COVID-19 has dominated the health care conversation in recent months, but we’re coming up on prime time for another potentially serious illness — the flu.
Influenza, also a highly contagious respiratory virus, affects millions of individuals every year. Many become seriously ill; according to the Centers for Disease Control and Prevention, between 140,000 and 810,000 people have been hospitalized with the flu each year since 2010. The flu is also responsible for between 12,000 and 61,000 deaths annually.
But there is good news. Unlike COVID-19, there is an annual vaccine that protects against the flu. Even though these seasonal flu vaccines are not 100% effective against every strain, they greatly reduce the possibility of becoming ill, having severe complications and infecting others.
Flu viruses mutate from season to season. Forecasters monitor which strains are circulating in the Southern Hemisphere during its winter — usually an H1N1 strain, an H3N2 strain, and one or two B strains — and adjust the vaccine accordingly, explains Dr. Shalauta.
In 2020, the consequences of not taking precautions may be especially dangerous — you can become infected with both influenza and COVID-19 simultaneously. Though they have a few similar symptoms, they are each from a completely different family of viruses.
For people who have a high risk of complications, including those over age 65 and those with underlying conditions, it could be “potentially devastating,” Dr. Shalauta says. “Even for someone with moderate risk, if they got both the flu and COVID-19, I think there would be significant health consequences.”

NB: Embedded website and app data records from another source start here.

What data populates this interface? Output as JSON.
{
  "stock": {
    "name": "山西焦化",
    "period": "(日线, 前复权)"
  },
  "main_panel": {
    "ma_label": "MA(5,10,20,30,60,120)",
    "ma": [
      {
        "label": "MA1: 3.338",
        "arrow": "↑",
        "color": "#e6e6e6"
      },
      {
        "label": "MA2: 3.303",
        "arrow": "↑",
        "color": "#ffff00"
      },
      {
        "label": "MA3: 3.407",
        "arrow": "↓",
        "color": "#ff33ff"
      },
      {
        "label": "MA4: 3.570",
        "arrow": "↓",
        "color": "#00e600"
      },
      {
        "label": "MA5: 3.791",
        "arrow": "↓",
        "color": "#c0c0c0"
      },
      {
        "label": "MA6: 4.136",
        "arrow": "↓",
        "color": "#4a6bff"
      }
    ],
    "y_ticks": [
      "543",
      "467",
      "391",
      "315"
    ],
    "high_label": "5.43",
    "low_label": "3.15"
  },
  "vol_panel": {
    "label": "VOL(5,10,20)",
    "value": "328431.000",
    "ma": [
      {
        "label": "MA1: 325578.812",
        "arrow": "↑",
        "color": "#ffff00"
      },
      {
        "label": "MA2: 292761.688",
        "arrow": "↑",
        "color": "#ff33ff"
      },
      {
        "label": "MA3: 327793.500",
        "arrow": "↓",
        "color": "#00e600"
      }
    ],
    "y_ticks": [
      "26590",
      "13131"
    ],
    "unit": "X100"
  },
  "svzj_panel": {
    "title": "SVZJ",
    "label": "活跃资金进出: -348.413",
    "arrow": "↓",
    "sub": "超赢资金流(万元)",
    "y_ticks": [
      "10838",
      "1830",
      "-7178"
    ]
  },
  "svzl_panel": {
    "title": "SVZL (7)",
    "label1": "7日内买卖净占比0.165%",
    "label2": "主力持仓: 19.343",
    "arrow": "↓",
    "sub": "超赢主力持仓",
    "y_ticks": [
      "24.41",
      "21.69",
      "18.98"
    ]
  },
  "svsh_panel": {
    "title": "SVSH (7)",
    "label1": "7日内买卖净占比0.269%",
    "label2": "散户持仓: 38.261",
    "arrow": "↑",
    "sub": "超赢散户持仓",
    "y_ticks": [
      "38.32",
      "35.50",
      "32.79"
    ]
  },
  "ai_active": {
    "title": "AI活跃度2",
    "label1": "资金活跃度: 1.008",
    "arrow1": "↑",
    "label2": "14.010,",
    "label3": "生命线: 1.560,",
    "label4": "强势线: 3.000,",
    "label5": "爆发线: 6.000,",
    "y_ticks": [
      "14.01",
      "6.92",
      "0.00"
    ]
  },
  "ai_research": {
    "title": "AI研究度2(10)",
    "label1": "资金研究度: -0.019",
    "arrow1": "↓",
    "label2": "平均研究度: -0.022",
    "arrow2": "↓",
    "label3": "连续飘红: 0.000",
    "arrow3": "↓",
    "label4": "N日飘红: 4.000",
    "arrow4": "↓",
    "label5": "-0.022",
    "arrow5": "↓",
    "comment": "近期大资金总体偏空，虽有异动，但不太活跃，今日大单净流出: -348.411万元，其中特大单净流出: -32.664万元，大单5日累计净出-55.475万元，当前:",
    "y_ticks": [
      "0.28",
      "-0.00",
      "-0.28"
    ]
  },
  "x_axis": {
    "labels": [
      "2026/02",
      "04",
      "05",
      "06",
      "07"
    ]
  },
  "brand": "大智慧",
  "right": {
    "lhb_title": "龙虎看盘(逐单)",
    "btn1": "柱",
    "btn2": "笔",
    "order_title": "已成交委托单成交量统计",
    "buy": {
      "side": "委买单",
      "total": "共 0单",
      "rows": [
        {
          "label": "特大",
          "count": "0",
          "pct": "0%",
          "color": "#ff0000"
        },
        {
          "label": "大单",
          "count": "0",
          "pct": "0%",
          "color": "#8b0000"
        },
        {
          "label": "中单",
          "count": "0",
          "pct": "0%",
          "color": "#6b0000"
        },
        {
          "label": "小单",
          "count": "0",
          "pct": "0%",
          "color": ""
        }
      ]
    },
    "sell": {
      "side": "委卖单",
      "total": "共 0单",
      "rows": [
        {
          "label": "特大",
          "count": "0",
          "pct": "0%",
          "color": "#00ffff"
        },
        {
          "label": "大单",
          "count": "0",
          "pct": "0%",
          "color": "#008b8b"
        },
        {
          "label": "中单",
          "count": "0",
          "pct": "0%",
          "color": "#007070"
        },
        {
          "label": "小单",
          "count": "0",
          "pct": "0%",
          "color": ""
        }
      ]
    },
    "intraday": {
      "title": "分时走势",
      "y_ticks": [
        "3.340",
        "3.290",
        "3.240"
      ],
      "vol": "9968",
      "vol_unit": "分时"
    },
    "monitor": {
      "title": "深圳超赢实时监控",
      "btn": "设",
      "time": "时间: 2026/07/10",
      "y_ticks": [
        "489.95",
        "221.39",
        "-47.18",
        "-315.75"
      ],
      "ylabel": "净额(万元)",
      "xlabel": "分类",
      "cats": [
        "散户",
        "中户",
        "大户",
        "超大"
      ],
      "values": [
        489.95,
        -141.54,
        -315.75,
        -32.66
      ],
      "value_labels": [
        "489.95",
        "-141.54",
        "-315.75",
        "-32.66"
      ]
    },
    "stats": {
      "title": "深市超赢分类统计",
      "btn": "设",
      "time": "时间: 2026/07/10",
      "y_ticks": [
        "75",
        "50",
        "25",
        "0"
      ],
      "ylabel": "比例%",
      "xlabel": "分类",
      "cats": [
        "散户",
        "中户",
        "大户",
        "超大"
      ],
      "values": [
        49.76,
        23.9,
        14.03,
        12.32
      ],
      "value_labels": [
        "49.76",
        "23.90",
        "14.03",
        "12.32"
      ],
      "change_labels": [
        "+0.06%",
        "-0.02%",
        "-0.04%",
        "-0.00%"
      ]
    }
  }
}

In addition, patients requiring treatment for a flu that could’ve been prevented by vaccination may take up more of health care providers’ already strained time and resources.
“The potential to overwhelm the hospital system between influenza and COVID-19 is huge,” Dr. Shalauta says.
Luckily, some of the preventive measures we are already taking against COVID-19 can also protect us from the flu — though the best defense is still the flu vaccine, which is expected to be available this August or September.
Dr. Shalauta recommends wearing a face mask in public, washing your hands as often as possible, refraining from touching your face, keeping high-contact surfaces clean and staying at home if you're sick.
This content appeared in San Diego Health, a publication in partnership between Scripps and San Diego Magazine that celebrates the healthy spirit of San Diego.